The framers of our constitution foresaw such a time as this where the state would be tempted to attain an upperhand in the matters of faith and it is what we are witnessing today. The intention of the state is not actually to organize but to control religion and once this happens, we will start to see oppression especially to those that are not in compliance with the state.
Today, such freedom and protection from religious oppression are near-universally recognized principles of any democratic state like Uganda but with the current anomaly, Uganda is guaranteed to fall short of being regarded as democratic and free. This therefore means that there is no choice but to guarantee freedom of religious belief and practice. This historical recognition of religious freedom is an international norm that as a nation, we must uphold.
The existing debates on whether or not the government should regulate religion and faith organizations may not end soon though one thing is clear, that the state is on a very wrong side. Religious and faith organizations have self-regulatory structures consisting of sacred ministers or clerics ordained, anointed and approved of God to run the affairs of the church. Politically, religious bodies are reactionary and cannot be avenues through which secular propaganda is channelled.
One UPDF general once said that the issues of generals should be left to generals and in my opinion, he was right. For relevance, this statement is very necessary in today’s involvement of the state in concerns of the church. I strongly believe that the state should leave the issues of faith and religion to the church leaders who are more capable and well-equiped to handle their God-given mandate which effectively creates the needed wall of separation of the church from state. The legislators have this one obligation, which is creating a favorable environment for religious freedoms to thrive within the state.
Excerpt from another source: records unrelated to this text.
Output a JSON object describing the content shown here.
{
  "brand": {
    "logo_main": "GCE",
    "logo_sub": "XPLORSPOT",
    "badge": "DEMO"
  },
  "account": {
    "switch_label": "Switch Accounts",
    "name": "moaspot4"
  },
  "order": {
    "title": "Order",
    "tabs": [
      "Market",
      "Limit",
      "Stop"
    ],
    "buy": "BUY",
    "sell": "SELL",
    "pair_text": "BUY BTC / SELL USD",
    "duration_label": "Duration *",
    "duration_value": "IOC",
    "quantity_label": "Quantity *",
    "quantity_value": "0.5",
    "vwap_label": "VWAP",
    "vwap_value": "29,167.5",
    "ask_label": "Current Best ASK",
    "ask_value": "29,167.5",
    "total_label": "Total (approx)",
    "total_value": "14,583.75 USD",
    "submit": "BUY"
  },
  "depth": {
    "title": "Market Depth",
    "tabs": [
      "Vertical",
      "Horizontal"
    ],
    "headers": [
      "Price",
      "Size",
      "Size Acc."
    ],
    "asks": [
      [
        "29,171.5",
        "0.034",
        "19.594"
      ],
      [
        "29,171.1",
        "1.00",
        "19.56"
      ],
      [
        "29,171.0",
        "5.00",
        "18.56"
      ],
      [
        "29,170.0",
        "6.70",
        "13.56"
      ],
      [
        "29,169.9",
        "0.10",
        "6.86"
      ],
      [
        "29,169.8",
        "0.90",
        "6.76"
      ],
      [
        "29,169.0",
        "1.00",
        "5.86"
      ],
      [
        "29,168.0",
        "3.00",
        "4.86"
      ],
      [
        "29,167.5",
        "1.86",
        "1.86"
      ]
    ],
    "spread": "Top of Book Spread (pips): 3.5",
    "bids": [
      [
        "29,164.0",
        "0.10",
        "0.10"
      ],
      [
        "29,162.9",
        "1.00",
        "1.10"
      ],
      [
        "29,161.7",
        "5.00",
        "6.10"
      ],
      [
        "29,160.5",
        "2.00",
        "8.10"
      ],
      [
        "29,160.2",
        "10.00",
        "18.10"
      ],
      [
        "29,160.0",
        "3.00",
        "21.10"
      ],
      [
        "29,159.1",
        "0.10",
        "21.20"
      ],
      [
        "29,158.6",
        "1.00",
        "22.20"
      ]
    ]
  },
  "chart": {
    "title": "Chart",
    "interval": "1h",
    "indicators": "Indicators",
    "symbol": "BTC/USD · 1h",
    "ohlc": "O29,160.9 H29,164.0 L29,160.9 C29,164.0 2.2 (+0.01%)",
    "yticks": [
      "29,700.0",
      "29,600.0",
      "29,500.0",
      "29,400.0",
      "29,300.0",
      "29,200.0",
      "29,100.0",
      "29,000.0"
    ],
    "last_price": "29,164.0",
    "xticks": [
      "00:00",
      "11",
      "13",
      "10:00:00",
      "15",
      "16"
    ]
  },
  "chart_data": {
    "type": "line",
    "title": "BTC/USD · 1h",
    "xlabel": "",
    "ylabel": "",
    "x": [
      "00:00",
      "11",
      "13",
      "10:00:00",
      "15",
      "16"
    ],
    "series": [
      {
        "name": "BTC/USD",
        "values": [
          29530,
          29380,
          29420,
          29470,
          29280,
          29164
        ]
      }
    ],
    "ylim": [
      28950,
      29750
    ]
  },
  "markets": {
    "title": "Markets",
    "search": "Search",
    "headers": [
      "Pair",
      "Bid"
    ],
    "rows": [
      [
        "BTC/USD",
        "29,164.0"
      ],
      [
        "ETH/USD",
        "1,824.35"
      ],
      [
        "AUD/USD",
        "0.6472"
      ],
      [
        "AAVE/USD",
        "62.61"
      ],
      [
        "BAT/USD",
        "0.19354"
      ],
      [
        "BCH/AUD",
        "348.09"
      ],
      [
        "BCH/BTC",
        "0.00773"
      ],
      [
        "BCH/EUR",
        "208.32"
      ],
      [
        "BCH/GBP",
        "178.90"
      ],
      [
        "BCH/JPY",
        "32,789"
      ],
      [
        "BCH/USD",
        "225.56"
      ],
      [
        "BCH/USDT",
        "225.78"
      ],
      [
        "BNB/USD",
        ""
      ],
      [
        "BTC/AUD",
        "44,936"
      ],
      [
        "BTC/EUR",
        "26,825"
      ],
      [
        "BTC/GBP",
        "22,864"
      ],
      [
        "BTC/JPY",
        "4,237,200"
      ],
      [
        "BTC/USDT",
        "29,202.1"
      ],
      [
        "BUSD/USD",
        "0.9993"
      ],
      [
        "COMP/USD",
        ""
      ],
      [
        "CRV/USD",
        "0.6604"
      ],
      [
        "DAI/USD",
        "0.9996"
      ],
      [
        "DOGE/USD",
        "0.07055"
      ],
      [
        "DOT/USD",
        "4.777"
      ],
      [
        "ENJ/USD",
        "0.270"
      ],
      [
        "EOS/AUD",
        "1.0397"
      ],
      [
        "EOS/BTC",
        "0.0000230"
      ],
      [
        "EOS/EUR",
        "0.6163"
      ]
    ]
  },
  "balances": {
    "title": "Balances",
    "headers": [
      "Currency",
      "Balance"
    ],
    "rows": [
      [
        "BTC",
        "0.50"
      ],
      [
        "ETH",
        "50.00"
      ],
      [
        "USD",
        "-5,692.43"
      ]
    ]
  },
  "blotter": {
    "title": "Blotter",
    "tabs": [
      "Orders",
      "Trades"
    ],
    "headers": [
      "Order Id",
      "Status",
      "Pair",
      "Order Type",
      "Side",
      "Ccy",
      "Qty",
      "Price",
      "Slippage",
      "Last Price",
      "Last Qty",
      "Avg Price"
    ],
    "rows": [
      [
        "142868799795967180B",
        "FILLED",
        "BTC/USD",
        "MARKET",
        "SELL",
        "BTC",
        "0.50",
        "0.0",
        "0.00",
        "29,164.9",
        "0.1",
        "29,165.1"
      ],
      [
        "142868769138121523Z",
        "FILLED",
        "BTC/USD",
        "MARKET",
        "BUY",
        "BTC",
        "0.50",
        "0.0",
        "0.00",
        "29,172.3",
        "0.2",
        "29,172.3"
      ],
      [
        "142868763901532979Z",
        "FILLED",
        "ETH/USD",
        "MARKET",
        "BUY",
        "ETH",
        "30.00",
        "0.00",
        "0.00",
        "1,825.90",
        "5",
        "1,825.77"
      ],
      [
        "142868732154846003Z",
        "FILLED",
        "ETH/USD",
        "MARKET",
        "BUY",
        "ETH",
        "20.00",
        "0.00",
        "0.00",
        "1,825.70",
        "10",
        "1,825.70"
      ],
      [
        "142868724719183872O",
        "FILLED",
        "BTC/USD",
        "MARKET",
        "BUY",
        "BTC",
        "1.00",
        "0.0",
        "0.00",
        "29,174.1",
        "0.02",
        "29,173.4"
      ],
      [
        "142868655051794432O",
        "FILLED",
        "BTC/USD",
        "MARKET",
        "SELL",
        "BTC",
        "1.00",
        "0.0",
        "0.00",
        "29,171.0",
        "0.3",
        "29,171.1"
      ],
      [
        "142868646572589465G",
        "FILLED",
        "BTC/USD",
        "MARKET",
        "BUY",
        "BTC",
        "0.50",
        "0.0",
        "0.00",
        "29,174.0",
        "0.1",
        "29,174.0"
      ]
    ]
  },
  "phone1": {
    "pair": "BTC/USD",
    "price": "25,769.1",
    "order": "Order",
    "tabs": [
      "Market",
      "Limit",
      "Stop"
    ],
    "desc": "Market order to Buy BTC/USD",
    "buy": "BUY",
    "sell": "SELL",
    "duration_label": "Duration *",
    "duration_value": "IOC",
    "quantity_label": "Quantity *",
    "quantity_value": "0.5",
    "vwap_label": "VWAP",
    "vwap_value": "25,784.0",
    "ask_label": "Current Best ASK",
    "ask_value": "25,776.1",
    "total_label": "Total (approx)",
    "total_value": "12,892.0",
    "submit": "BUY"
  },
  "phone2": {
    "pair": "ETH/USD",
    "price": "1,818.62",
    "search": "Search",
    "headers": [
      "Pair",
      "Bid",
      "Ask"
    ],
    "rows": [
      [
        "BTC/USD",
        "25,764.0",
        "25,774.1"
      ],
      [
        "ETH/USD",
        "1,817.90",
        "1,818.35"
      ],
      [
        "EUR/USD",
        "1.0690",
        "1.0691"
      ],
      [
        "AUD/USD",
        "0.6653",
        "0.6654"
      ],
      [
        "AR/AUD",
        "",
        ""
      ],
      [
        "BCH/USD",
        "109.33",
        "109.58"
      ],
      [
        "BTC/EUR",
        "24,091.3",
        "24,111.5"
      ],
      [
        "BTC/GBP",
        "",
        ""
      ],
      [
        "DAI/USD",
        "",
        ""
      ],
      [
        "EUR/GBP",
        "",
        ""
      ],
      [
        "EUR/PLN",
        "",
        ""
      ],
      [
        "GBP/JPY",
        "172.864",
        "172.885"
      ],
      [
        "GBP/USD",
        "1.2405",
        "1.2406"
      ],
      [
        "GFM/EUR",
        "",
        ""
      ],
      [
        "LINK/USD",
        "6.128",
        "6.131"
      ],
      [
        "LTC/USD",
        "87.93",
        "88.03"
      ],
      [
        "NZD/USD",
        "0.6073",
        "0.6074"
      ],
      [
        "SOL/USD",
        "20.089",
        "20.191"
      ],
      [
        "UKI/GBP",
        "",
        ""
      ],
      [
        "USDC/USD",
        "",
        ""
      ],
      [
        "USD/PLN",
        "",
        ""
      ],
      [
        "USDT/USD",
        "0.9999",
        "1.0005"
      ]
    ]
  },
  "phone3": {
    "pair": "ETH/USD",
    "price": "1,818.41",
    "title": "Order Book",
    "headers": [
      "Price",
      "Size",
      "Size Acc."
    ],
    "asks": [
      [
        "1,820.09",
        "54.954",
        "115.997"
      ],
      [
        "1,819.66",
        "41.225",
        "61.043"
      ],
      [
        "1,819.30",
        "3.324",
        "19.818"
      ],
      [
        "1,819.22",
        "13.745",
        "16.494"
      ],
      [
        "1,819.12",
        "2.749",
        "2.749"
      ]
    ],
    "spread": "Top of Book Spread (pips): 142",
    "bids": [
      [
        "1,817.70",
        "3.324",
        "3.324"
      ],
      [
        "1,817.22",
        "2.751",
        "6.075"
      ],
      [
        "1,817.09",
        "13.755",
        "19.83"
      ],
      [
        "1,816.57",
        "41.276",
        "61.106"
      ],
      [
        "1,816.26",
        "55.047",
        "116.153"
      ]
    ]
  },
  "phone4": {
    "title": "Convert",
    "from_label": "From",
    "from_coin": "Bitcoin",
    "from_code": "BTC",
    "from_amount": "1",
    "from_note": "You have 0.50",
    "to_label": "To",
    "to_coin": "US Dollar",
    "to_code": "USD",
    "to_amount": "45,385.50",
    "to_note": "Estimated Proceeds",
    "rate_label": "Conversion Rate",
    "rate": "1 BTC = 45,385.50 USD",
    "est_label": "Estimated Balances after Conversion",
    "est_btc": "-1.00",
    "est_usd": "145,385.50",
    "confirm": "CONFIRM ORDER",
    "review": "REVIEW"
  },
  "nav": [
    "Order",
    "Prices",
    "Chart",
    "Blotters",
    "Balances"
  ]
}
The writer is a campus remnant and a National Christian Students’ Association (NCSA) member.